Collaboration is one of the most important aspects for successful Agile teams. However, after working with many Agile projects, I realized that collaboration goes beyond simply working together. True collaboration means asking the question, “How can I help you?” As in, “How can I help reach your/our goals? How can I help remove your roadblocks?” I feel the simple phrase “How can I help you?” should become part of the default culture of Agile teams and organizations. Focus should shift from reaching “my” goals to “our” goals.
In this post, let’s take a look at some key collaboration patterns for collocated teams that are helping many teams worldwide.
Collaboration prospers in environments with no hierarchy. I still see teams that have evolved from a deep hierarchical cultural background. Agile has no specific team roles, and everybody works in a generalist style. But in teams and cultures with an hiearchical mindset, it’s not uncommon to see junior team members calling their seniors as sir, madam, etc. An hierarchical mindset almost always kills a collaborative mindset. Remember, hierarchy has nothing to do with team culture, but has more to do with an organization’s culture.
Irrespective of whichever Agile framework you work with, it is frustrating to have a team looking very busy — with lots of items in the “In Progress” column — but nothing with a DONE status. This is one of the natural repercussions for teams that use standup as a status update meeting.
One of the key tenets of Kanban is to reduce the cycle time of user-stories (i.e., move user-stories to the DONE column as soon as possible). As I discussed in a previous blog, “stop starting, start finishing,” is the famous Mantra that needs to become the anthem of every team.
By embracing this philosophy, many teams have moved towards a culture of Swarming. In this approach, instead of only one developer working on one user-story, multiple team members focus on finishing a single user-story as soon as possible. Swarming is not limited to certain ceremonies like standup, either; it is a team culture.

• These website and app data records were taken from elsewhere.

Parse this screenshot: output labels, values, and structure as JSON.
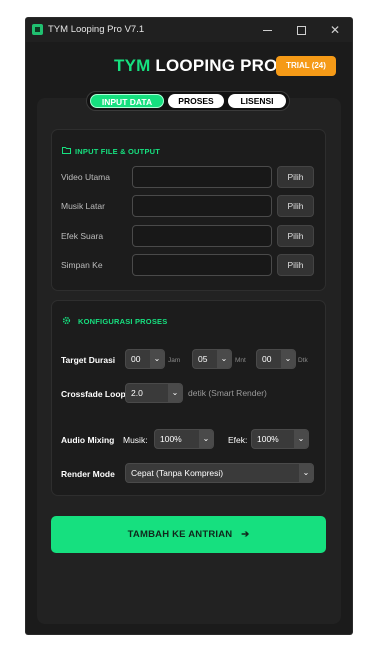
{
  "window": {
    "title": "TYM Looping Pro V7.1"
  },
  "brand": {
    "part1": "TYM",
    "part2": " LOOPING PRO",
    "trial_badge": "TRIAL (24)"
  },
  "tabs": [
    {
      "label": "INPUT DATA",
      "active": true
    },
    {
      "label": "PROSES",
      "active": false
    },
    {
      "label": "LISENSI",
      "active": false
    }
  ],
  "input_section": {
    "title": "INPUT FILE & OUTPUT",
    "rows": [
      {
        "label": "Video Utama",
        "value": "",
        "button": "Pilih"
      },
      {
        "label": "Musik Latar",
        "value": "",
        "button": "Pilih"
      },
      {
        "label": "Efek Suara",
        "value": "",
        "button": "Pilih"
      },
      {
        "label": "Simpan Ke",
        "value": "",
        "button": "Pilih"
      }
    ]
  },
  "config_section": {
    "title": "KONFIGURASI PROSES",
    "target_duration": {
      "label": "Target Durasi",
      "hours": "00",
      "hours_unit": "Jam",
      "minutes": "05",
      "minutes_unit": "Mnt",
      "seconds": "00",
      "seconds_unit": "Dtk"
    },
    "crossfade": {
      "label": "Crossfade Loop",
      "value": "2.0",
      "hint": "detik (Smart Render)"
    },
    "audio_mixing": {
      "label": "Audio Mixing",
      "music_label": "Musik:",
      "music_value": "100%",
      "effect_label": "Efek:",
      "effect_value": "100%"
    },
    "render_mode": {
      "label": "Render Mode",
      "value": "Cepat (Tanpa Kompresi)"
    }
  },
  "action": {
    "label": "TAMBAH KE ANTRIAN",
    "arrow": "➔"
  },
  "colors": {
    "accent": "#16e07f",
    "badge": "#f59a17",
    "background": "#1b1b1b"
  }
}
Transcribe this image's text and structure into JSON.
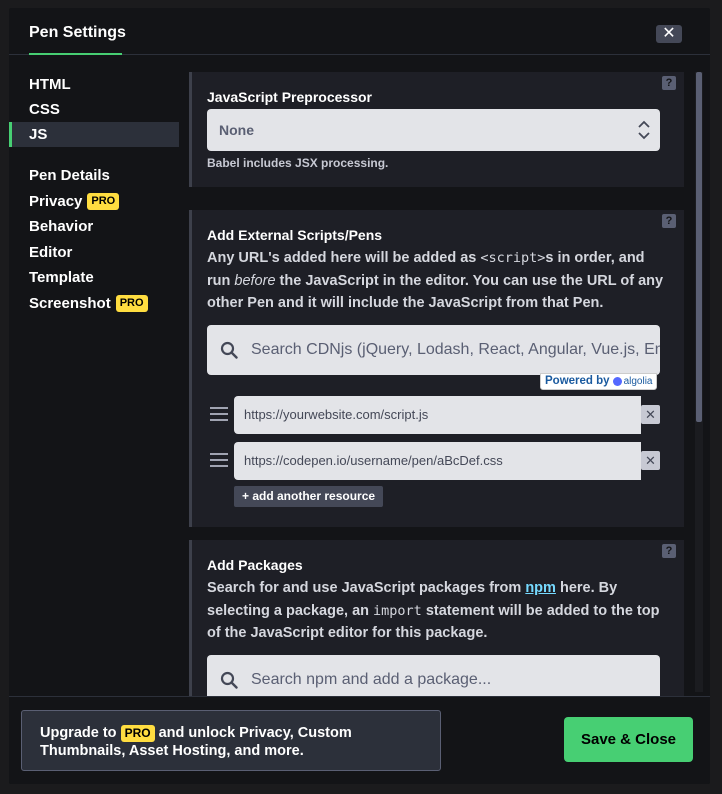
{
  "modal": {
    "title": "Pen Settings",
    "close_label": "✕"
  },
  "sidebar": {
    "group1": [
      {
        "label": "HTML",
        "active": false
      },
      {
        "label": "CSS",
        "active": false
      },
      {
        "label": "JS",
        "active": true
      }
    ],
    "group2": [
      {
        "label": "Pen Details",
        "pro": false
      },
      {
        "label": "Privacy",
        "pro": true
      },
      {
        "label": "Behavior",
        "pro": false
      },
      {
        "label": "Editor",
        "pro": false
      },
      {
        "label": "Template",
        "pro": false
      },
      {
        "label": "Screenshot",
        "pro": true
      }
    ],
    "pro_label": "PRO"
  },
  "preprocessor": {
    "title": "JavaScript Preprocessor",
    "selected": "None",
    "hint": "Babel includes JSX processing.",
    "help": "?"
  },
  "external": {
    "title": "Add External Scripts/Pens",
    "help": "?",
    "desc_part1": "Any URL's added here will be added as ",
    "desc_code": "<script>",
    "desc_part2": "s in order, and run ",
    "desc_em": "before",
    "desc_part3": " the JavaScript in the editor. You can use the URL of any other Pen and it will include the JavaScript from that Pen.",
    "search_placeholder": "Search CDNjs (jQuery, Lodash, React, Angular, Vue.js, Ember...",
    "powered_by": "Powered by",
    "algolia": "algolia",
    "resources": [
      {
        "placeholder": "https://yourwebsite.com/script.js"
      },
      {
        "placeholder": "https://codepen.io/username/pen/aBcDef.css"
      }
    ],
    "remove_label": "✕",
    "add_label": "+ add another resource"
  },
  "packages": {
    "title": "Add Packages",
    "help": "?",
    "desc_part1": "Search for and use JavaScript packages from ",
    "desc_link": "npm",
    "desc_part2": " here. By selecting a package, an ",
    "desc_code": "import",
    "desc_part3": " statement will be added to the top of the JavaScript editor for this package.",
    "search_placeholder": "Search npm and add a package..."
  },
  "footer": {
    "upgrade_prefix": "Upgrade to ",
    "upgrade_pro": "PRO",
    "upgrade_suffix": " and unlock Privacy, Custom Thumbnails, Asset Hosting, and more.",
    "save_label": "Save & Close"
  },
  "colors": {
    "accent": "#47cf73",
    "pro": "#ffdd40",
    "link": "#76daff"
  }
}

Although statistics show that high-performing teams almost always pair on tasks, in reality, many candidates in the Shu state (Shu Ha Ri – ?) of their Agile journey outrightly reject the pair programming approach altogether. Their argument seems to be logical: isn’t it a waste of effort or so-called “resources” to put two people on the same task?

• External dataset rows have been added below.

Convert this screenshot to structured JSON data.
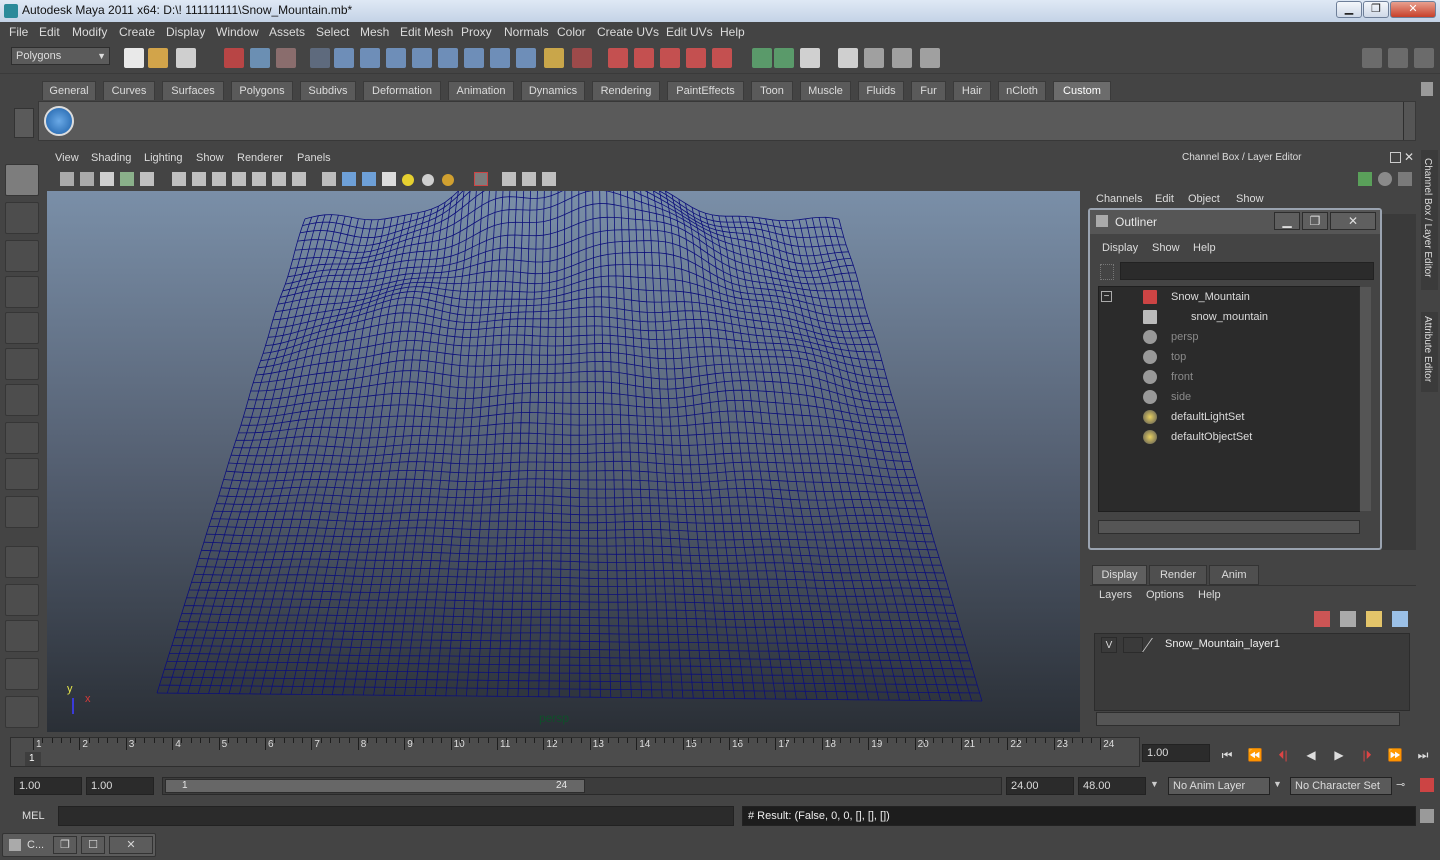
{
  "window": {
    "title": "Autodesk Maya 2011 x64: D:\\! 111111111\\Snow_Mountain.mb*",
    "minimize": "▁",
    "maximize": "❐",
    "close": "✕"
  },
  "menubar": [
    "File",
    "Edit",
    "Modify",
    "Create",
    "Display",
    "Window",
    "Assets",
    "Select",
    "Mesh",
    "Edit Mesh",
    "Proxy",
    "Normals",
    "Color",
    "Create UVs",
    "Edit UVs",
    "Help"
  ],
  "statusline": {
    "mode": "Polygons"
  },
  "shelf": {
    "tabs": [
      "General",
      "Curves",
      "Surfaces",
      "Polygons",
      "Subdivs",
      "Deformation",
      "Animation",
      "Dynamics",
      "Rendering",
      "PaintEffects",
      "Toon",
      "Muscle",
      "Fluids",
      "Fur",
      "Hair",
      "nCloth",
      "Custom"
    ],
    "active_tab": "Custom"
  },
  "viewport": {
    "menu": [
      "View",
      "Shading",
      "Lighting",
      "Show",
      "Renderer",
      "Panels"
    ],
    "camera": "persp",
    "axis_y": "y",
    "axis_x": "x",
    "wire_color": "#0c0f7a"
  },
  "channelbox": {
    "header": "Channel Box / Layer Editor",
    "menu": [
      "Channels",
      "Edit",
      "Object",
      "Show"
    ],
    "side_tabs": [
      "Channel Box / Layer Editor",
      "Attribute Editor"
    ]
  },
  "outliner": {
    "title": "Outliner",
    "menu": [
      "Display",
      "Show",
      "Help"
    ],
    "items": [
      {
        "label": "Snow_Mountain",
        "dim": false,
        "icon": "mesh-transform-icon"
      },
      {
        "label": "snow_mountain",
        "dim": false,
        "icon": "mesh-shape-icon"
      },
      {
        "label": "persp",
        "dim": true,
        "icon": "camera-icon"
      },
      {
        "label": "top",
        "dim": true,
        "icon": "camera-icon"
      },
      {
        "label": "front",
        "dim": true,
        "icon": "camera-icon"
      },
      {
        "label": "side",
        "dim": true,
        "icon": "camera-icon"
      },
      {
        "label": "defaultLightSet",
        "dim": false,
        "icon": "set-icon"
      },
      {
        "label": "defaultObjectSet",
        "dim": false,
        "icon": "set-icon"
      }
    ],
    "collapse": "−"
  },
  "layereditor": {
    "tabs": [
      "Display",
      "Render",
      "Anim"
    ],
    "active_tab": "Display",
    "menu": [
      "Layers",
      "Options",
      "Help"
    ],
    "layers": [
      {
        "visible": "V",
        "name": "Snow_Mountain_layer1"
      }
    ]
  },
  "timeline": {
    "frames": [
      "1",
      "2",
      "3",
      "4",
      "5",
      "6",
      "7",
      "8",
      "9",
      "10",
      "11",
      "12",
      "13",
      "14",
      "15",
      "16",
      "17",
      "18",
      "19",
      "20",
      "21",
      "22",
      "23",
      "24"
    ],
    "current_frame_marker": "1",
    "current_time": "1.00"
  },
  "range": {
    "start_time": "1.00",
    "playback_start": "1.00",
    "slider_start": "1",
    "slider_end": "24",
    "playback_end": "24.00",
    "end_time": "48.00",
    "anim_layer": "No Anim Layer",
    "character_set": "No Character Set"
  },
  "playback": [
    "⏮",
    "⏪",
    "⏴|",
    "◀",
    "▶",
    "|⏵",
    "⏩",
    "⏭"
  ],
  "cmdline": {
    "label": "MEL",
    "result": "# Result: (False, 0, 0, [], [], [])"
  },
  "taskbar": {
    "label": "C..."
  }
}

The fact is that pair programming is not just about a pair of typists, but much more. “Evolutionary design” refers to a design that is well thought out and that evolves continuously. It provides the bare minimum functionality but can still be achieved at runtime. This being said, pairing discussions help programmers move towards evolutionary design.

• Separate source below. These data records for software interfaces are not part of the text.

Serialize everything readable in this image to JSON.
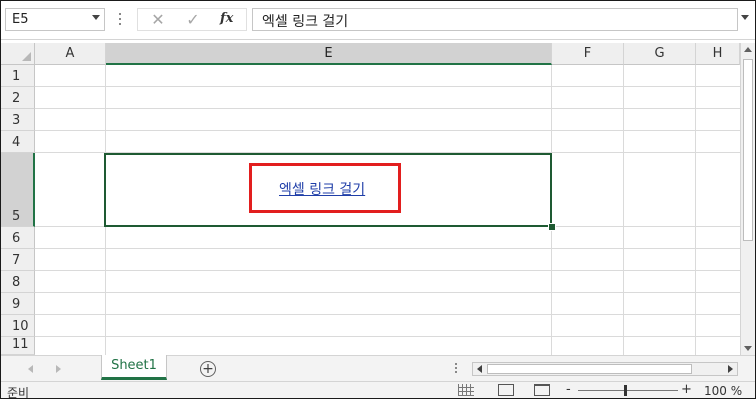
{
  "formula_bar": {
    "name_box": "E5",
    "cancel_icon": "✕",
    "enter_icon": "✓",
    "fx_label": "fx",
    "formula_value": "엑셀 링크 걸기"
  },
  "columns": [
    "A",
    "E",
    "F",
    "G",
    "H"
  ],
  "rows": [
    "1",
    "2",
    "3",
    "4",
    "5",
    "6",
    "7",
    "8",
    "9",
    "10",
    "11"
  ],
  "active_cell": {
    "ref": "E5",
    "text": "엑셀 링크 걸기",
    "link_color": "#1f3ea8"
  },
  "highlight_color": "#e21e1e",
  "accent_color": "#217346",
  "sheet_tabs": [
    "Sheet1"
  ],
  "status": {
    "ready": "준비",
    "zoom_minus": "-",
    "zoom_plus": "+",
    "zoom": "100 %"
  },
  "icons": [
    "dropdown-arrow-icon",
    "cancel-icon",
    "enter-icon",
    "function-icon",
    "add-sheet-icon",
    "normal-view-icon",
    "page-layout-icon",
    "page-break-icon"
  ]
}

Furthermore, pairs don’t get distracted as a normal solo programmer would. This may be surprising to people who never practiced pair programming, but it’s entirely possible for any team member to resume any user-story at any point in time — like a relay race member. There are no more hidden islands of knowledge. This approach also enables key developers to move on to new projects instead of getting stuck in a project just because they are key team members. So as you can see, pairing is an important pattern for collocated as well as remote teams.
During one of my presentations, a member from the audience told me a very interesting story. He said, “I worked in a team that followed all these cool ideas and principles of working together as team collaboratively. Personally speaking, they all make a lot of sense and work well for teams. Our team also worked in close collaboration among developers and testers. The bug count was tremendously reduced because of how we helped and supported each other. However, when it came to performance appraisals, I got pulled by my manager just because of the same reason — the number of defects coming out of the project were very low. My KPI was driven on the number of bugs extracted.”
Doesn’t that sound shocking? And yet in many organizations, that’s the ground reality. Teams move on to Agile, but the organization somehow does not. This disconnect can have an adverse effect on collaboration between team members. Agile is a cultural change and cannot be limited to just a team-level; it must be embraced by the entire organization. However, in this particular scenario, it’s important to have team-driven-KPIs instead of individual driven KPIs.
Many organizations in India work as outsourcing service companies. Since most customers are located in the US, Europe, or other parts of the world, it becomes important to use electronic tools like Jira, Trello, or Rally to transparently look at team progress. That’s important for the customers and makes a lot of sense.
However, electronic tools are more like refrigerators in that you need to open them and then look for relevant information. Using cardwalls can be a much more effective way to keep track of a team’s work. Of course, the obvious objection is, “Why use cardwalls when we already have electronic tools?” And to be honest, I never used cardwalls or saw them being used before I worked with an onshore customer team.
However, while working with physical cardwalls, I realised their importance. They significantly change the way a team collaborates because members have discussions around them, and the standups start looking real. Team members can move cards around physically, everyone can understand what other people are working on, and standups become sync-up forums rather than just status updates. Standups also become shorter, and the team focuses on sprint progress rather than individual progress because they can actually see this progress on the wall.
Shrikant Vashishtha is the Director of Engineering for GlobalLogic’s CTO department. He has over 15 years of experience in the IT industry and is currently based in Noida, India.